Living in a log home, the natural look of wood is not only aesthetically pleasing, it provides a vast array of uses for the wonderful world of wildlife. While we feed birds, squirrels and chipmunks without discrimination, we don’t necessarily want critters freeloading within our lodging. For this reason, we’ve been forced to enter into a Cat’s Eye pest control program.
As clients with great respect for the general animal kingdom, we pose an interesting challenge for Cat’s Eye. Typically, exterminators hunt to kill. We’ve asked, instead, that ours hunt to preserve. So far, we’ve found the following ways to achieve that end:
- When mice infiltrated the basement, Tin Cats were baited but never poisoned. Rattling traps prompted Tim to blindfold captives, drive them to an undisclosed location and release them under witness protection until holes were sealed.
- To dissuade wasps and bees from encroaching upon my imaginary allergin relief zone, our annual phoebe hatchlings are kept safe from preventative dusting.
- When “redirecting” a legion of carpenter bees deeply entrenched under the gutters, Cat’s Eye engaged in combat while the majority of bees were on a pollen mission. This was to ensure minimum collateral damage. Tunnels were dusted with organic, peppermint-scented powder, the entrance was barricaded, and surveillance continued throughout the season. Eventually, the bees moved on.
Bottom line: we take no prisoners.
EVOLUTION OF THE PROBLEM

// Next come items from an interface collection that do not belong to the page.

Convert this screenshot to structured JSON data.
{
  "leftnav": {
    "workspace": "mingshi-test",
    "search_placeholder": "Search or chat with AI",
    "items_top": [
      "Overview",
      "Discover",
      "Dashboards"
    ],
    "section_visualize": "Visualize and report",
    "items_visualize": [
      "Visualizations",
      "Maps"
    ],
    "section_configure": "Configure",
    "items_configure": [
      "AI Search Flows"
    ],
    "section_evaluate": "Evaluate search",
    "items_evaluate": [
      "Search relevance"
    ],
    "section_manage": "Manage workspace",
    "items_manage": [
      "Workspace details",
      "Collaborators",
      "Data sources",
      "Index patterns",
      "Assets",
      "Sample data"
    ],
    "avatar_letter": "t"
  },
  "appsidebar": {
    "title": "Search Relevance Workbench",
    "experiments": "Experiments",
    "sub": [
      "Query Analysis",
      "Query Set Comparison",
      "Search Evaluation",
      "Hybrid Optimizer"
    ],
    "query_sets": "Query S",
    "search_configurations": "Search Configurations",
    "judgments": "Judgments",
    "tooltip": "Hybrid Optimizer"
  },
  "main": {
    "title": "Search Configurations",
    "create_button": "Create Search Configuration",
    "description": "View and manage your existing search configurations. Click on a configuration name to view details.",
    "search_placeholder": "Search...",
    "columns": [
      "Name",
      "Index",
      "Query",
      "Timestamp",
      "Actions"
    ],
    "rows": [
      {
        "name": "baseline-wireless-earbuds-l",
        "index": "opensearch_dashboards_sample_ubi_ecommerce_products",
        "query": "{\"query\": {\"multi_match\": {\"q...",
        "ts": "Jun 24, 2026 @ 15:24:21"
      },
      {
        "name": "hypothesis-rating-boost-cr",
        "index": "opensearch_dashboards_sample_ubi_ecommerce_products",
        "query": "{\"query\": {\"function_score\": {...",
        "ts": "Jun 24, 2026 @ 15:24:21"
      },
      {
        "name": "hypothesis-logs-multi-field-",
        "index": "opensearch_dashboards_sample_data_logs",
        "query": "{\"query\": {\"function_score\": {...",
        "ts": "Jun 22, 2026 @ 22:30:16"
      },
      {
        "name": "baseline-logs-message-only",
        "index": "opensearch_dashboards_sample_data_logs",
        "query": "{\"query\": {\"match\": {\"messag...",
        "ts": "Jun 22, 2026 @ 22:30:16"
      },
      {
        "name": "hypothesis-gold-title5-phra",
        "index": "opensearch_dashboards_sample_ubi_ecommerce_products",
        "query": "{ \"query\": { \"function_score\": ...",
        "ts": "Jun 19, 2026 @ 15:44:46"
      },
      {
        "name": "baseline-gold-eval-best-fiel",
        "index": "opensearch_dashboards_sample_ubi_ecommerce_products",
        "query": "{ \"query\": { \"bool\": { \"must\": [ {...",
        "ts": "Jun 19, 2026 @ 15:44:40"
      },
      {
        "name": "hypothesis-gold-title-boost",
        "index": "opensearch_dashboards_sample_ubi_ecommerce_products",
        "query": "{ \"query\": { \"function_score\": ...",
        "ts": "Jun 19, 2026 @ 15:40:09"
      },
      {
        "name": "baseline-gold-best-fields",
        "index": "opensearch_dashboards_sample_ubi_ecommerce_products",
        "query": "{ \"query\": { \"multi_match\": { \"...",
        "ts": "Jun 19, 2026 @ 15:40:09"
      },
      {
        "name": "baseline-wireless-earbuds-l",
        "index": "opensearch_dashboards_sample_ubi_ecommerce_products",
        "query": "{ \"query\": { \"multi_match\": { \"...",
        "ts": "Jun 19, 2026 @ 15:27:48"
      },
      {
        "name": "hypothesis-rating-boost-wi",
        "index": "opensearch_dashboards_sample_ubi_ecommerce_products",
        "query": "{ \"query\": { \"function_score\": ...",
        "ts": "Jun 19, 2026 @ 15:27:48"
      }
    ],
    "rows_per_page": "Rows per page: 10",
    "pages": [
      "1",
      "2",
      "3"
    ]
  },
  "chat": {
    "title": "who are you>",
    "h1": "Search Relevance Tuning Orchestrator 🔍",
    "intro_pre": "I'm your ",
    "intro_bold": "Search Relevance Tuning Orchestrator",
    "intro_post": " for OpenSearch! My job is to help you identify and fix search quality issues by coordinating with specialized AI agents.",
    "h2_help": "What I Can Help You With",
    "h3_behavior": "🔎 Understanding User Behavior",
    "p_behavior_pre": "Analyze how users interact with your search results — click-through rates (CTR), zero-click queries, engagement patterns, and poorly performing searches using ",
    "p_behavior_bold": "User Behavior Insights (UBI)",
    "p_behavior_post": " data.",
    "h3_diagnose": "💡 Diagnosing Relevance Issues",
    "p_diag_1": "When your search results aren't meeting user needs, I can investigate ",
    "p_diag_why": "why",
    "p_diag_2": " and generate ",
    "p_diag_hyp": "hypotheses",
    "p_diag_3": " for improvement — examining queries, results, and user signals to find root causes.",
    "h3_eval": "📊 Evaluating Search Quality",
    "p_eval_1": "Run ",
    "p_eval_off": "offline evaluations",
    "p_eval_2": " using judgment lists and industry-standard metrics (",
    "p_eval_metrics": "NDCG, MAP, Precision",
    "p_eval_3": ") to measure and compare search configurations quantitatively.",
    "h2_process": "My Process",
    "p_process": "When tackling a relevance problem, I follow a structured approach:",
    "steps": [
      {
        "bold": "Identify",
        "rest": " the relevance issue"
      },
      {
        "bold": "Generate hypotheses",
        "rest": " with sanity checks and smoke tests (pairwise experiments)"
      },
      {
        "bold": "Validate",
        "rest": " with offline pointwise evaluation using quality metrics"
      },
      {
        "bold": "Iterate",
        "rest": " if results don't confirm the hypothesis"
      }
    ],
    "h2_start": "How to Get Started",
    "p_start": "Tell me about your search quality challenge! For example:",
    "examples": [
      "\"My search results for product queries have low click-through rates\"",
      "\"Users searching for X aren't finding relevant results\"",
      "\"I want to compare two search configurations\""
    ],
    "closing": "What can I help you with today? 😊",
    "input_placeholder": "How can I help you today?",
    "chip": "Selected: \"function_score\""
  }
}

Last year we had squirrels in our chimney. Gnawing, gnawing, gnawing, grinding and crunching for days, these sounds tunneled through my ears and chewed at the edges of my sanity. Believing that squirrels dislike noise as much as I do, I clanged fireplace tools like cymbals. I rapped on the stonework. At wits end, I beat the outside bricks with a snow shovel screaming “Get OUT!” Silence. Finally, it had stopped. Then, another chunk of mortar dropped from inside the fireplace.
I called Cat’s Eye. Squirrels were not part of our contract. It would take 1 week and $1K to trap, relocate and exclude future interlopers. I was not about to pay a fortune to get what I started with: nothing. Not even a squirrel. It was nuts. In the end, the critters nested elsewhere with their eventual offspring. Perhaps my song and dance wasn’t their prefered lullabye after all.
In the fall, we converted our fireplace to a gas insert. As I saw it, it was a $6K project to seal the chimney shaft – with the added bonus of clean, draftless heat and a romantic atmosphere. We were in the clear… until this spring. The gnawing and crunching recently fired up again, entertaining the new cats to no end.
EVOLUTION OF THE SOLUTION
The squirrels never entered the chimney shaft after all. The crafty creatures burrowed between the seam of logs and brick as evidenced by a missing chunk of mortar. Engaging in practical rather than psychological warfare, Tim filled the hole with steel wool and spray foam while the critter was out for lunch. My hero. Miraculously, the house is silent once more – aside from the barking, meowing, chirping, crashing of potted plants and dogs rearranging the furniture. Those are things I can live with.
Have your own combat story? How do you humanely handle unwanted house guests? We’d love to hear. Misery loves company. Next up for us: removing the bird feeders before our neighborhood bear wakes from his long winter nap…